= WHAT THIS TASK INVOLVES =
Go through the data below. List every line that holds the word "Save".

= SUPPLIED DATA =
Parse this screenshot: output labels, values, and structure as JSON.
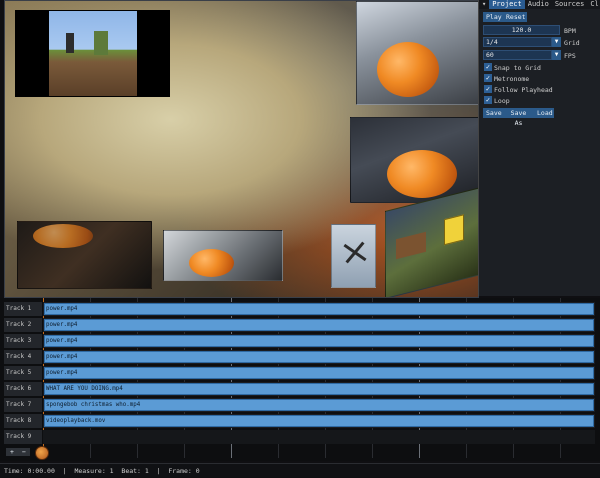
{
  "panel": {
    "tabs": [
      "Project",
      "Audio",
      "Sources",
      "Cl"
    ],
    "play_label": "Play",
    "reset_label": "Reset",
    "bpm_value": "120.0",
    "bpm_label": "BPM",
    "grid_value": "1/4",
    "grid_label": "Grid",
    "fps_value": "60",
    "fps_label": "FPS",
    "options": [
      {
        "label": "Snap to Grid",
        "checked": true
      },
      {
        "label": "Metronome",
        "checked": true
      },
      {
        "label": "Follow Playhead",
        "checked": true
      },
      {
        "label": "Loop",
        "checked": true
      }
    ],
    "save_label": "Save",
    "save_as_label": "Save As",
    "load_label": "Load"
  },
  "timeline": {
    "tracks": [
      {
        "name": "Track 1",
        "clip": "power.mp4"
      },
      {
        "name": "Track 2",
        "clip": "power.mp4"
      },
      {
        "name": "Track 3",
        "clip": "power.mp4"
      },
      {
        "name": "Track 4",
        "clip": "power.mp4"
      },
      {
        "name": "Track 5",
        "clip": "power.mp4"
      },
      {
        "name": "Track 6",
        "clip": "WHAT ARE YOU DOING.mp4"
      },
      {
        "name": "Track 7",
        "clip": "spongebob christmas who.mp4"
      },
      {
        "name": "Track 8",
        "clip": "videoplayback.mov"
      },
      {
        "name": "Track 9",
        "clip": ""
      }
    ],
    "add_label": "+",
    "remove_label": "−"
  },
  "status": {
    "text": "Time: 0:00.00  |  Measure: 1  Beat: 1  |  Frame: 0"
  },
  "colors": {
    "accent": "#2b5a8a",
    "clip": "#5b9bd5"
  }
}
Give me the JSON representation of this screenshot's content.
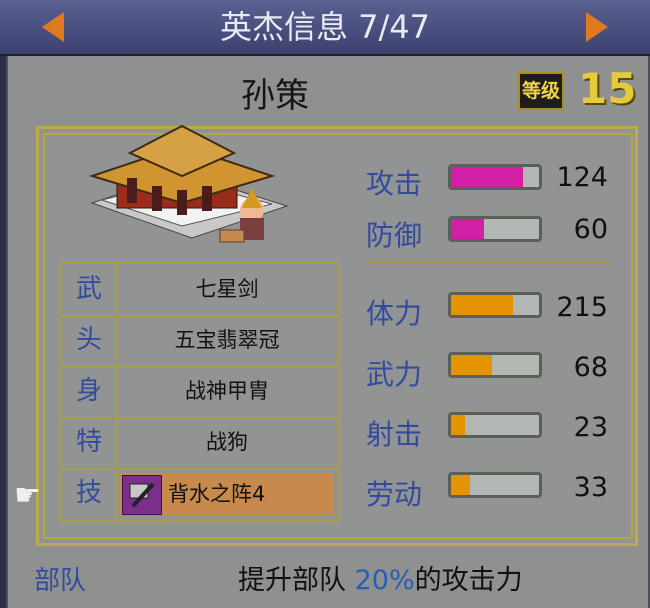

= SOLVED PROBLEM =
    "save_label": "Save",
    "save_as_label": "Save As",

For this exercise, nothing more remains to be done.